START Records

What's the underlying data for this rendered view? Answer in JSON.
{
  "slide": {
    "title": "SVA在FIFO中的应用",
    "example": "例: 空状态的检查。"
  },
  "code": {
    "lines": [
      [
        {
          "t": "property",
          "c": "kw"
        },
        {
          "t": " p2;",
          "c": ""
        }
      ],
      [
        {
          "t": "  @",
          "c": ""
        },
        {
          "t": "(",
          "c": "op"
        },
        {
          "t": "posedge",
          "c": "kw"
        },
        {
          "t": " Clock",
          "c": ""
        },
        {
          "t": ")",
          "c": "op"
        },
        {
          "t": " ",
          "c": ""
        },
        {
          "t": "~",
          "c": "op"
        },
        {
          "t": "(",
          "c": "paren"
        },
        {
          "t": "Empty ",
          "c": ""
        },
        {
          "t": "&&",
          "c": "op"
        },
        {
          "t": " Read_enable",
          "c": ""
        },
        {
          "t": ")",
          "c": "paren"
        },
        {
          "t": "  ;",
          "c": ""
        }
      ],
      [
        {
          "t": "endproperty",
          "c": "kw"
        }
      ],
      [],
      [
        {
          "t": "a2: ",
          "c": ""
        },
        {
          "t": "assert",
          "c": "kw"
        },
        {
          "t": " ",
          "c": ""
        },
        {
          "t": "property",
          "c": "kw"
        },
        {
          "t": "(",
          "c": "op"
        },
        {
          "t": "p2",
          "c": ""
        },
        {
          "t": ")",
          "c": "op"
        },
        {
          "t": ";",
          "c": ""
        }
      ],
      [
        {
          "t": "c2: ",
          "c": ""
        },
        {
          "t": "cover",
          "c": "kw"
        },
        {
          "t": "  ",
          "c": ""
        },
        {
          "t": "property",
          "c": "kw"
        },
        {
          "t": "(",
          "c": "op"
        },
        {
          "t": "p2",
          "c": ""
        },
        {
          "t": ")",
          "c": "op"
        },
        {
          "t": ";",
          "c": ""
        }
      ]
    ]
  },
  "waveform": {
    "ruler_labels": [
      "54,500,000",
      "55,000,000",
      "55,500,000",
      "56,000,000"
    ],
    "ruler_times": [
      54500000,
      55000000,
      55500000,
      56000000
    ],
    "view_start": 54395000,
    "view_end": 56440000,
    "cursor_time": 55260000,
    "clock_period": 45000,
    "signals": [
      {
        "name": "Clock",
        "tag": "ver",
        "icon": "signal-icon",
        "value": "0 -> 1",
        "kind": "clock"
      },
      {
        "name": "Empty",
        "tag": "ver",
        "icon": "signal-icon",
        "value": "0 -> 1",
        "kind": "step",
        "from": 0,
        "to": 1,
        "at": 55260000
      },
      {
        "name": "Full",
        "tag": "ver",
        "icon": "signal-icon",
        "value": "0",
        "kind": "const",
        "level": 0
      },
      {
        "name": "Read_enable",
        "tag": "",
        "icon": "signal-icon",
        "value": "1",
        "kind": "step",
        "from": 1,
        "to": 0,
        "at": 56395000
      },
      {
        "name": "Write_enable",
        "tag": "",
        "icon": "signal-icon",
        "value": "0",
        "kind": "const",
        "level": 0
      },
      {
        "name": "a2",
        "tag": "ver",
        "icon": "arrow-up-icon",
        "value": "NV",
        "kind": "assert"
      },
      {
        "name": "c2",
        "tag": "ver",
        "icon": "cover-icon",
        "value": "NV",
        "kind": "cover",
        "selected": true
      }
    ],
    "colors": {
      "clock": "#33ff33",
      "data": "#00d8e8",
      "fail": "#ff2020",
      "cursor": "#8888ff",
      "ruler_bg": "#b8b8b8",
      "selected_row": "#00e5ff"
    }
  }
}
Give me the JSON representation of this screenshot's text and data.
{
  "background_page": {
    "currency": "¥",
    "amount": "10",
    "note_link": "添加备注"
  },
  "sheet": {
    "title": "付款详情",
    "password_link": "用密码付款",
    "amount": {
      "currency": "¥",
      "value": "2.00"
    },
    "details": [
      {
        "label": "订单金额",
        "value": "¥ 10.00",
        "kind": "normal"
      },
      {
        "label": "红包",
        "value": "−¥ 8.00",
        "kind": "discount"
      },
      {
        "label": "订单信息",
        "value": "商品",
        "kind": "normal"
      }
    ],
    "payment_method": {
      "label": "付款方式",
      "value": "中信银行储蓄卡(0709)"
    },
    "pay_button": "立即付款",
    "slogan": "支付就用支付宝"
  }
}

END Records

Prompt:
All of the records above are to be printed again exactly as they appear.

Response to the exercise:
What's the underlying data for this rendered view? Answer in JSON.
{
  "slide": {
    "title": "SVA在FIFO中的应用",
    "example": "例: 空状态的检查。"
  },
  "code": {
    "lines": [
      [
        {
          "t": "property",
          "c": "kw"
        },
        {
          "t": " p2;",
          "c": ""
        }
      ],
      [
        {
          "t": "  @",
          "c": ""
        },
        {
          "t": "(",
          "c": "op"
        },
        {
          "t": "posedge",
          "c": "kw"
        },
        {
          "t": " Clock",
          "c": ""
        },
        {
          "t": ")",
          "c": "op"
        },
        {
          "t": " ",
          "c": ""
        },
        {
          "t": "~",
          "c": "op"
        },
        {
          "t": "(",
          "c": "paren"
        },
        {
          "t": "Empty ",
          "c": ""
        },
        {
          "t": "&&",
          "c": "op"
        },
        {
          "t": " Read_enable",
          "c": ""
        },
        {
          "t": ")",
          "c": "paren"
        },
        {
          "t": "  ;",
          "c": ""
        }
      ],
      [
        {
          "t": "endproperty",
          "c": "kw"
        }
      ],
      [],
      [
        {
          "t": "a2: ",
          "c": ""
        },
        {
          "t": "assert",
          "c": "kw"
        },
        {
          "t": " ",
          "c": ""
        },
        {
          "t": "property",
          "c": "kw"
        },
        {
          "t": "(",
          "c": "op"
        },
        {
          "t": "p2",
          "c": ""
        },
        {
          "t": ")",
          "c": "op"
        },
        {
          "t": ";",
          "c": ""
        }
      ],
      [
        {
          "t": "c2: ",
          "c": ""
        },
        {
          "t": "cover",
          "c": "kw"
        },
        {
          "t": "  ",
          "c": ""
        },
        {
          "t": "property",
          "c": "kw"
        },
        {
          "t": "(",
          "c": "op"
        },
        {
          "t": "p2",
          "c": ""
        },
        {
          "t": ")",
          "c": "op"
        },
        {
          "t": ";",
          "c": ""
        }
      ]
    ]
  },
  "waveform": {
    "ruler_labels": [
      "54,500,000",
      "55,000,000",
      "55,500,000",
      "56,000,000"
    ],
    "ruler_times": [
      54500000,
      55000000,
      55500000,
      56000000
    ],
    "view_start": 54395000,
    "view_end": 56440000,
    "cursor_time": 55260000,
    "clock_period": 45000,
    "signals": [
      {
        "name": "Clock",
        "tag": "ver",
        "icon": "signal-icon",
        "value": "0 -> 1",
        "kind": "clock"
      },
      {
        "name": "Empty",
        "tag": "ver",
        "icon": "signal-icon",
        "value": "0 -> 1",
        "kind": "step",
        "from": 0,
        "to": 1,
        "at": 55260000
      },
      {
        "name": "Full",
        "tag": "ver",
        "icon": "signal-icon",
        "value": "0",
        "kind": "const",
        "level": 0
      },
      {
        "name": "Read_enable",
        "tag": "",
        "icon": "signal-icon",
        "value": "1",
        "kind": "step",
        "from": 1,
        "to": 0,
        "at": 56395000
      },
      {
        "name": "Write_enable",
        "tag": "",
        "icon": "signal-icon",
        "value": "0",
        "kind": "const",
        "level": 0
      },
      {
        "name": "a2",
        "tag": "ver",
        "icon": "arrow-up-icon",
        "value": "NV",
        "kind": "assert"
      },
      {
        "name": "c2",
        "tag": "ver",
        "icon": "cover-icon",
        "value": "NV",
        "kind": "cover",
        "selected": true
      }
    ],
    "colors": {
      "clock": "#33ff33",
      "data": "#00d8e8",
      "fail": "#ff2020",
      "cursor": "#8888ff",
      "ruler_bg": "#b8b8b8",
      "selected_row": "#00e5ff"
    }
  }
}
Give me the JSON representation of this screenshot's text and data.
{
  "background_page": {
    "currency": "¥",
    "amount": "10",
    "note_link": "添加备注"
  },
  "sheet": {
    "title": "付款详情",
    "password_link": "用密码付款",
    "amount": {
      "currency": "¥",
      "value": "2.00"
    },
    "details": [
      {
        "label": "订单金额",
        "value": "¥ 10.00",
        "kind": "normal"
      },
      {
        "label": "红包",
        "value": "−¥ 8.00",
        "kind": "discount"
      },
      {
        "label": "订单信息",
        "value": "商品",
        "kind": "normal"
      }
    ],
    "payment_method": {
      "label": "付款方式",
      "value": "中信银行储蓄卡(0709)"
    },
    "pay_button": "立即付款",
    "slogan": "支付就用支付宝"
  }
}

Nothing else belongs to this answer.